(A draft that I was going to use for something else, but couldn't, so I figured I would post it on here)
Have you ever heard of people finding rare and valuable coin by searching through rolls of coins from the bank? I am here to tell you that it is possible to find valuable coins in circulation, give a brief guide of how to go about it, and then show you some examples of what I have found by coin roll hunting.
To begin this article, I am going to offer an adequate definition of coin roll hunting that I found on wikipedia: âCoin roll hunting (often abbreviated as CRH) is the hobby of searching and sorting coinage pulled from circulation for collectible coins. This is achieved through obtaining rolled coin, boxed coin, or bagged coin from banks and credit unions.â
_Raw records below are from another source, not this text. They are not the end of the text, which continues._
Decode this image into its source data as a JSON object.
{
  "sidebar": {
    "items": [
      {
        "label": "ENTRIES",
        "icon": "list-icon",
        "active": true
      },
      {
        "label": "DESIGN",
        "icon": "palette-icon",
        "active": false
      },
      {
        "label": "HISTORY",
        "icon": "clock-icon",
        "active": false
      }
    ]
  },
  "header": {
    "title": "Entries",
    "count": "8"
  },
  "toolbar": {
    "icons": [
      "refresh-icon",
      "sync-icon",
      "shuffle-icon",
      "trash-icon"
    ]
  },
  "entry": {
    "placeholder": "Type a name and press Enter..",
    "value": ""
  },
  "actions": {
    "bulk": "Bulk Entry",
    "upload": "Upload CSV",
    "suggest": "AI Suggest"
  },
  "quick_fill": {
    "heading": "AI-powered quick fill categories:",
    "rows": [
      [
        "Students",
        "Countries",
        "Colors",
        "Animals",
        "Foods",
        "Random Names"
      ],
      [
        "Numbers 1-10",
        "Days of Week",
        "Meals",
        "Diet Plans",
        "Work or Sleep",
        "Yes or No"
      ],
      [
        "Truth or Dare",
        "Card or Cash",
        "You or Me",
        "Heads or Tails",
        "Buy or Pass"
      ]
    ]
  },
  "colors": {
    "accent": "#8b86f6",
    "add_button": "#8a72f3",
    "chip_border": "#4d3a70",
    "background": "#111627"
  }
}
Made plainly by wikipediaâs definition of coin roll hunting, the first step of coin roll hunting is sourcing a quantity of coins to search through. Whether it is simply pocket change, a neighbors coin jar, or rolls of coins from your bank, there is always a chance that you will find something cool. If you decide to get coins from your credit union or bank to hunt through, it is probably wise to start out with a smaller amount of rolls and work up from there. When searching through coins, there are a several different kinds of different âfindsâ to keep an eye out for. When searching through coins, the first things to look for are coins with abnormal designs on the obverse (heads side), the reverse (tails side), or both. Primarily, the coins that are going to stick out among any cents are coins that are older than 1959 and any coins made the year 2009. Any cents that are pre-1959 have a different reverse featuring decorative wheat stalks along the edges of the design and thus are commonly referred to as âwheat pennies.â While for the 2009 year, cents bear four different reverse designs portraying the different stages of Abraham Lincolnâs life. So, once you have hunted through a few rolls of cents and found and set aside a few interesting ones, what is next? In the case of most people, once they have tasted the excitement of finding âtreasureâ mixed in with normal, everyday coins, they only want to do it more. If this is you, you may consider attempting to hunt some rolls of other denominations. Moving on to nickels. In the nickel denomination there are three main kinds of coins to keep an eye out for. First, it is a wise idea to keep any nickels that have the 2009 date because they had low mintages and are very rare. The second thing to look for in nickels are silver nickels. Most people arenât aware of this, but the US mint actually made partially silver nickels during the years 1942, 1943, 1944, and 1945. War nickels (as they are often called) were made to save nickel for the war effort and instead are 35% silver. There are two ways to differentiate these coins from normal, non-silver nickels, the first and most obvious way is that they have a slightly different reverse design consisting of a large âPâ, âDâ, or âSâ above the Monticello building. The third and final thing to keep an eye out for among nickels are any buffalo nickels. These coins portray an Indian on the obverse, and a buffalo on the reverse and were minted from 1913-1938. Moving on to the dime denomination. The dime denomination doesnât have a ton of finds to offer: only two. First you want to look for dimes dated 2009 because, like nickels, they had low mintages. And secondly, you will want to keep an eye out for any silver dimes. Any American dime older than 1965 is 90% silver and something that you definitely will want to set aside for its silver value. For the quarter denomination, you will want to look for essentially the same things as dimes: 2009s, silver (again, any coins older than 1965) but with a twist. During the years 2019 and 2020, the US mint produced special quarters to encourage people to look through their chance more. These special issues have a W mintmark on the obverse and were struck at the West Point Mint (which is abnormal because typical coins are struck at the Philadelphia or Denver mints) The half dollar denomination can be very productive, if you know what to look for. For half dollars, there are a couple of different things that can be found. First off, of course; you want to look for any silver ones. 90% silver half dollars are any coins dated 1964 or older, and 40% silver half dollars were minted from 1965 to 1970, so keep an eye out for those. Another thing to look for when hunting half dollars are NIFCs (Not Issued For Circulation), these are half dollars that were made for collectors only and that have low mintages, and were never intended to be spent. But since not everyone knows that they are rare, they still end up in circulation and should be kept if found.
Thanks for reading and have a great day! -CoinHunter